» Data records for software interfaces
*-*-*

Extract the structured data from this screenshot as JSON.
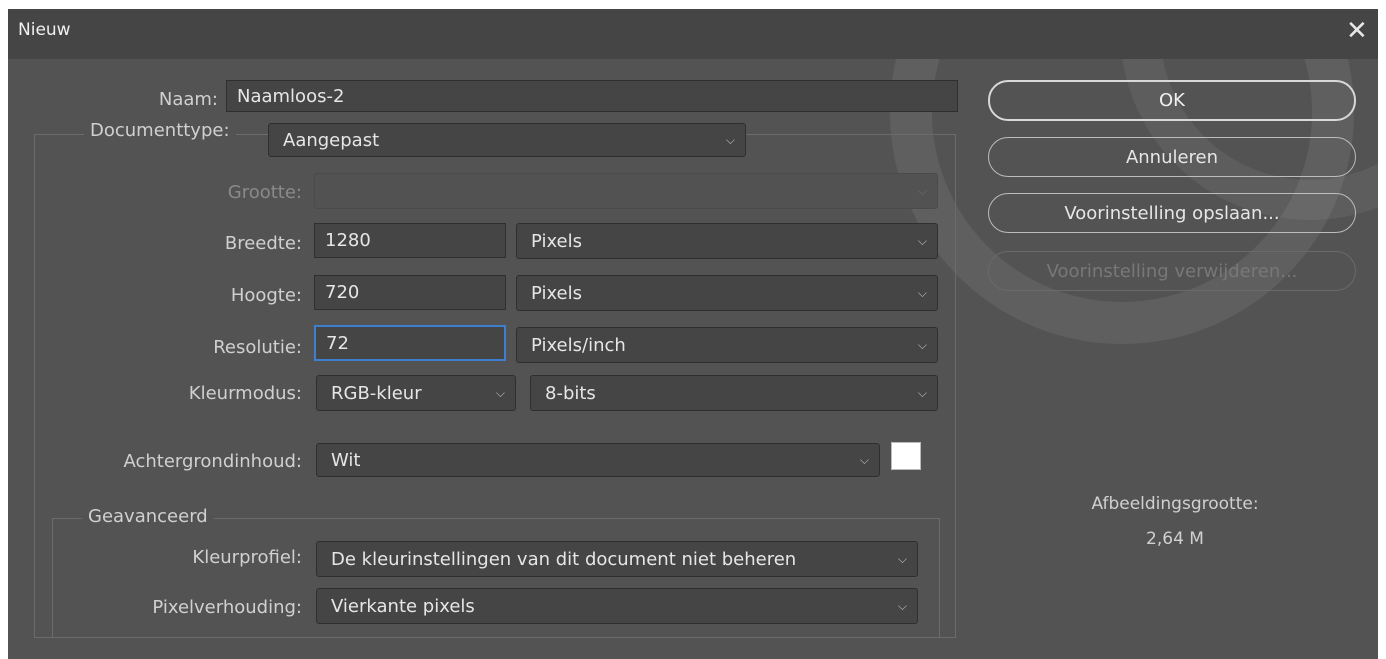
{
  "dialog": {
    "title": "Nieuw",
    "close_glyph": "✕",
    "close_icon": "close-icon"
  },
  "form": {
    "name_label": "Naam:",
    "name_value": "Naamloos-2",
    "doctype_label": "Documenttype:",
    "doctype_value": "Aangepast",
    "size_label": "Grootte:",
    "size_value": "",
    "width_label": "Breedte:",
    "width_value": "1280",
    "width_unit": "Pixels",
    "height_label": "Hoogte:",
    "height_value": "720",
    "height_unit": "Pixels",
    "resolution_label": "Resolutie:",
    "resolution_value": "72",
    "resolution_unit": "Pixels/inch",
    "colormode_label": "Kleurmodus:",
    "colormode_value": "RGB-kleur",
    "bitdepth_value": "8-bits",
    "background_label": "Achtergrondinhoud:",
    "background_value": "Wit",
    "background_color": "#ffffff"
  },
  "advanced": {
    "legend": "Geavanceerd",
    "profile_label": "Kleurprofiel:",
    "profile_value": "De kleurinstellingen van dit document niet beheren",
    "pixelratio_label": "Pixelverhouding:",
    "pixelratio_value": "Vierkante pixels"
  },
  "buttons": {
    "ok": "OK",
    "cancel": "Annuleren",
    "save_preset": "Voorinstelling opslaan...",
    "delete_preset": "Voorinstelling verwijderen..."
  },
  "info": {
    "image_size_label": "Afbeeldingsgrootte:",
    "image_size_value": "2,64 M"
  },
  "icons": {
    "dropdown": "chevron-down-icon",
    "chevron_glyph": "⌵"
  },
  "colors": {
    "dialog_bg": "#535353",
    "titlebar_bg": "#454545",
    "focus_border": "#3f7fcf"
  }
}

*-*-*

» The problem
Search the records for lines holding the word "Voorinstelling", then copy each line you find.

» Response for this exercise
    "save_preset": "Voorinstelling opslaan...",
    "delete_preset": "Voorinstelling verwijderen..."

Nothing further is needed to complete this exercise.